#### [TASK OBJECTIVE]
Below are records; copy every line in them that holds the word "miit".

#### [INFORMATION]
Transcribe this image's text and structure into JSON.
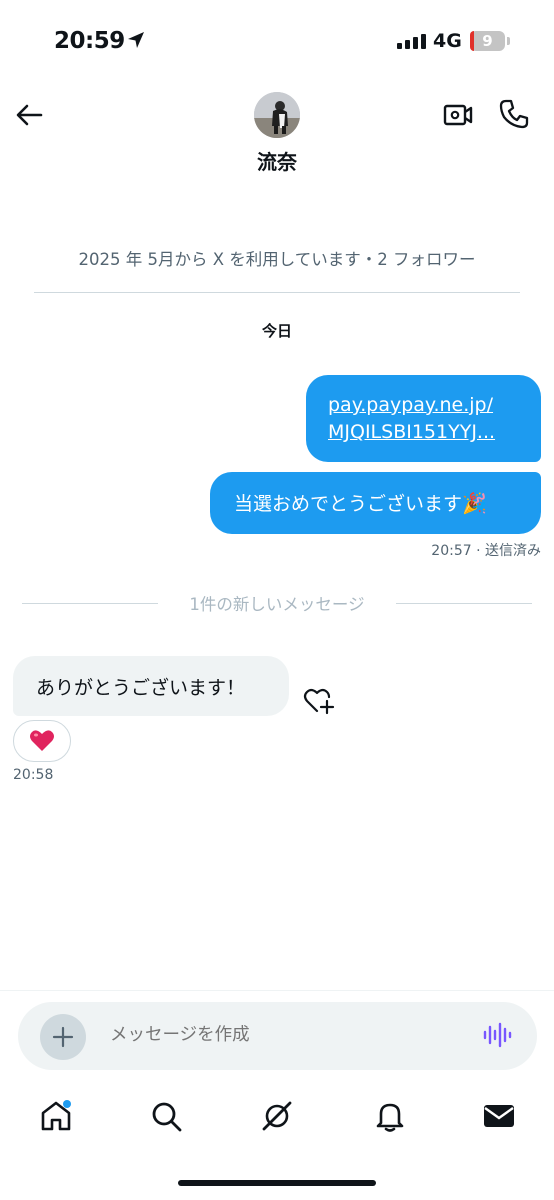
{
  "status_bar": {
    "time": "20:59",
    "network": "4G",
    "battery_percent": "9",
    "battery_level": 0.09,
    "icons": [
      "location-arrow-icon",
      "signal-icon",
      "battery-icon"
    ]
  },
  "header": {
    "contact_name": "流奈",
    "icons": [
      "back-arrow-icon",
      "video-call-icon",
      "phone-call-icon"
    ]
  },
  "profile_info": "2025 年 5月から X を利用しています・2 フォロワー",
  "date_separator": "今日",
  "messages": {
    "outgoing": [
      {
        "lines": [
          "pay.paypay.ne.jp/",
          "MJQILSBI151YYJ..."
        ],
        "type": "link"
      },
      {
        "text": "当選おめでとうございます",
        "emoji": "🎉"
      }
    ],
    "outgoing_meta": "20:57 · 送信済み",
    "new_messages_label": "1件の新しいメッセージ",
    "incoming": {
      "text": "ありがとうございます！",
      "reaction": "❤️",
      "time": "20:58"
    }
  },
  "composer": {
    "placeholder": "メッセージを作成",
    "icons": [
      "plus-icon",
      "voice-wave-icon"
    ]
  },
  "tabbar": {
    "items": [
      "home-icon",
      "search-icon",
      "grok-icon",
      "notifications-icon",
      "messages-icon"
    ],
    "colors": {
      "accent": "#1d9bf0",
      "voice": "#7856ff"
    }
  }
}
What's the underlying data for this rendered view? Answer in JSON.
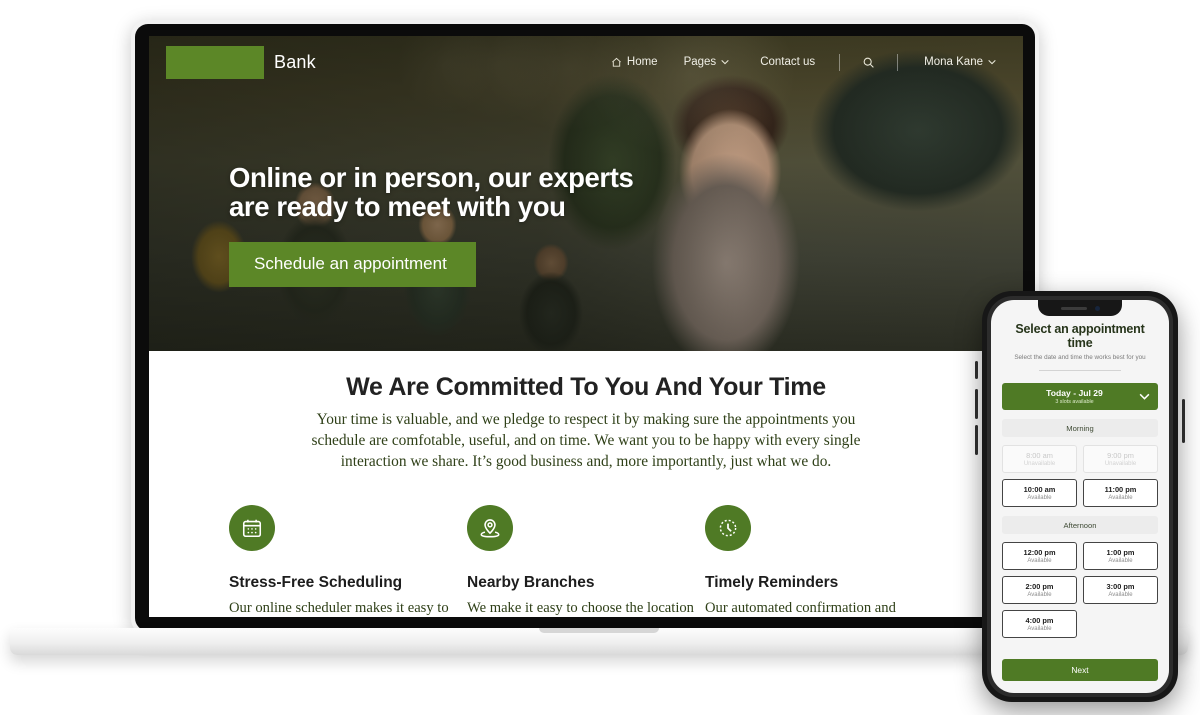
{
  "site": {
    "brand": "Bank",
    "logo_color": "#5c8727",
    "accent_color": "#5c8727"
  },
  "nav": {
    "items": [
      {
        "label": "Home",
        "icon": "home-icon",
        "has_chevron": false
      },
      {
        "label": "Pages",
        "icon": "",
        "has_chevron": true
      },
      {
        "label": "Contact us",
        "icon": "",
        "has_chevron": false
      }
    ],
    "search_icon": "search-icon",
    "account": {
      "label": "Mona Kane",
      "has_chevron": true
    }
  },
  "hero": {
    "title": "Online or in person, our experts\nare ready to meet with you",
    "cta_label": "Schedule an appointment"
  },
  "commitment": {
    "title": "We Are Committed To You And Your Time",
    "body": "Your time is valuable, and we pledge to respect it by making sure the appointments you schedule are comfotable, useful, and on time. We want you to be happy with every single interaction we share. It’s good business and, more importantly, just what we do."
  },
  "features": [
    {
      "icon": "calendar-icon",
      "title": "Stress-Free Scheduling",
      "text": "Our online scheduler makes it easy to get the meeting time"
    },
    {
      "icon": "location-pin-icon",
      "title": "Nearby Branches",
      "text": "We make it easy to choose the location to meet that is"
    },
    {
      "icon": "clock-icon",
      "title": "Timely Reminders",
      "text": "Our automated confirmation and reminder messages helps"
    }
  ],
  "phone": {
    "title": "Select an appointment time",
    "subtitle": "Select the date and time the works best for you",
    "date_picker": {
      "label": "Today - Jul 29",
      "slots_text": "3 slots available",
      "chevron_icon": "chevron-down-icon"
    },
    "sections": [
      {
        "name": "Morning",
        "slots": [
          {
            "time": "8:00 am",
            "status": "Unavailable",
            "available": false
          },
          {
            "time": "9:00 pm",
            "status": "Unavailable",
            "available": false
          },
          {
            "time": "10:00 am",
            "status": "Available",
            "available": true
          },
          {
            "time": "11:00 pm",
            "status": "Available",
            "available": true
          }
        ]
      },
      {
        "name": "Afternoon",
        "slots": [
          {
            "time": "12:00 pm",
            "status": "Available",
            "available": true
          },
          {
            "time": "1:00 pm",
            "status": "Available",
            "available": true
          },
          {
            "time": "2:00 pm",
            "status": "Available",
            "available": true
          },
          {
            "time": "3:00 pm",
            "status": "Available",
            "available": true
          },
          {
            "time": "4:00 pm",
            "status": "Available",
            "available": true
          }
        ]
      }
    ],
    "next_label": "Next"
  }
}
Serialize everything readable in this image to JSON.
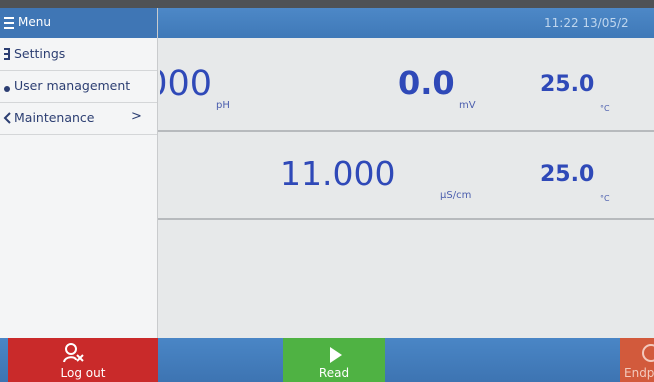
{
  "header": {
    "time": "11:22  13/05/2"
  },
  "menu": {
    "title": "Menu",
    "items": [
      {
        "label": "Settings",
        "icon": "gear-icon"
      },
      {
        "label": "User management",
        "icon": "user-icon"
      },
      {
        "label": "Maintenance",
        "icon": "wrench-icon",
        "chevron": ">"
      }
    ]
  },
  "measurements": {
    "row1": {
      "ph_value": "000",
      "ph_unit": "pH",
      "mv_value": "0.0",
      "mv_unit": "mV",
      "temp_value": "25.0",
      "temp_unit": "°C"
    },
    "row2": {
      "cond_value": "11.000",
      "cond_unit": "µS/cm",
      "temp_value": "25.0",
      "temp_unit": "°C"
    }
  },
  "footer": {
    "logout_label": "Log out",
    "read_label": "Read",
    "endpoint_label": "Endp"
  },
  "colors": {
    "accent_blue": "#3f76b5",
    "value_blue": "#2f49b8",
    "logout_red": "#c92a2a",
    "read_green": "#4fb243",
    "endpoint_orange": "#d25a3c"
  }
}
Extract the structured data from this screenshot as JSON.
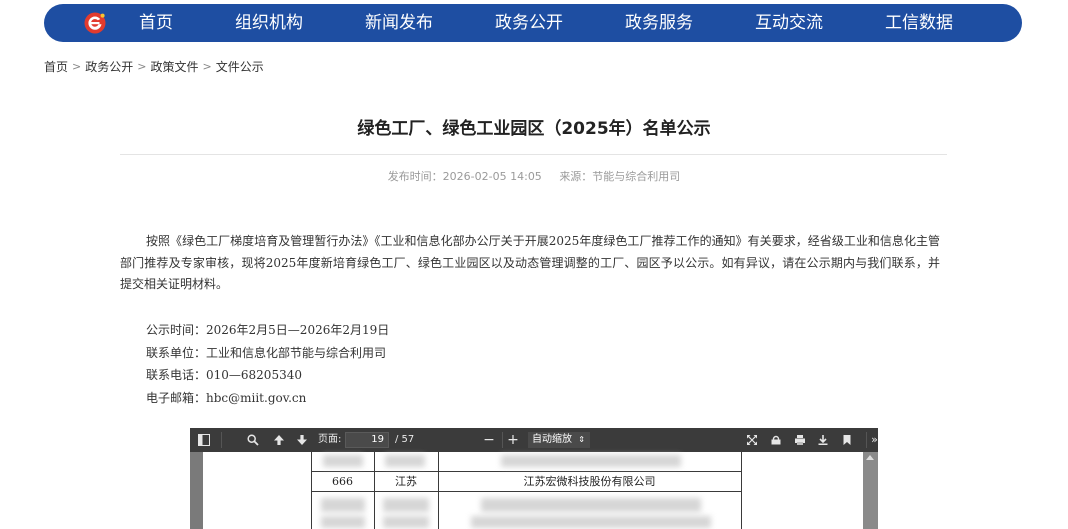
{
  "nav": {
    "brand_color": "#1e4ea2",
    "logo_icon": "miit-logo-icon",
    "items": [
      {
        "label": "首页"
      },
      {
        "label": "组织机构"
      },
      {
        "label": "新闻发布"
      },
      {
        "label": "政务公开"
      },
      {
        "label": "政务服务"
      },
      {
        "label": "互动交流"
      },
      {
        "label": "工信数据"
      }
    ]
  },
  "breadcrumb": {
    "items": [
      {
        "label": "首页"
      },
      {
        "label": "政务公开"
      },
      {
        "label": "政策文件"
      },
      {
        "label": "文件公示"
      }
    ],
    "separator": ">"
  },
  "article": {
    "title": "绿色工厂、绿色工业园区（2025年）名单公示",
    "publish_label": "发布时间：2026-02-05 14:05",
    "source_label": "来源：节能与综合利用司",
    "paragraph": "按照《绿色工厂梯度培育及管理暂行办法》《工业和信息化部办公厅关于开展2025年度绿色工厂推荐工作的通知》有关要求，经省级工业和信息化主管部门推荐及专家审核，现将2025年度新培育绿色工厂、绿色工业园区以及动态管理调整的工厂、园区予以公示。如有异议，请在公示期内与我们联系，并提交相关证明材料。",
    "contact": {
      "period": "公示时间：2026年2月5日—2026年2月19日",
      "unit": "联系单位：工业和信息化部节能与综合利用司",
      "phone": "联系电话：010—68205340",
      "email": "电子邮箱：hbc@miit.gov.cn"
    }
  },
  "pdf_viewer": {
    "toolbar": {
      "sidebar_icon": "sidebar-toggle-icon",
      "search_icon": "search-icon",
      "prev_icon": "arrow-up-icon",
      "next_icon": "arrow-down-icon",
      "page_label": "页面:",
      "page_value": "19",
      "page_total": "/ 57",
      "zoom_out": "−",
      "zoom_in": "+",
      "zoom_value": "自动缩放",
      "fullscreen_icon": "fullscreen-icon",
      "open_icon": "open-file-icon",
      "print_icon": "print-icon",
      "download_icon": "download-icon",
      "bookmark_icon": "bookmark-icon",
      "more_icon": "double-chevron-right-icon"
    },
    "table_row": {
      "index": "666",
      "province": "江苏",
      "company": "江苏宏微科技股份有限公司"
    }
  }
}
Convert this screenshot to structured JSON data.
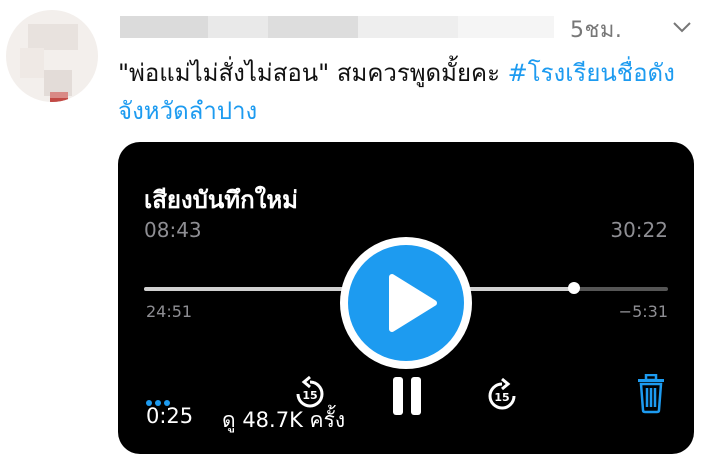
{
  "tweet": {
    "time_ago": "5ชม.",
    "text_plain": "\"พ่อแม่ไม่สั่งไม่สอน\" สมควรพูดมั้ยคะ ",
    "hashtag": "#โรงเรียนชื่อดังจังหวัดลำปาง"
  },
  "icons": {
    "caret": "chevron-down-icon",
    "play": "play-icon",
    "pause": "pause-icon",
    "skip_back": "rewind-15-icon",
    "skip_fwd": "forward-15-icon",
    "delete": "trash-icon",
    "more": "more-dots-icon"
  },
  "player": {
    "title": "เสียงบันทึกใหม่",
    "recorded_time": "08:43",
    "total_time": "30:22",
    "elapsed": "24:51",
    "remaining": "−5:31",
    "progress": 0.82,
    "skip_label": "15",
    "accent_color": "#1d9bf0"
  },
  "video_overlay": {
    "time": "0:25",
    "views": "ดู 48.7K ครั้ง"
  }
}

#### [SOLVED PROBLEM]
    "logo_icon": "miit-logo-icon",
      "email": "电子邮箱：hbc@miit.gov.cn"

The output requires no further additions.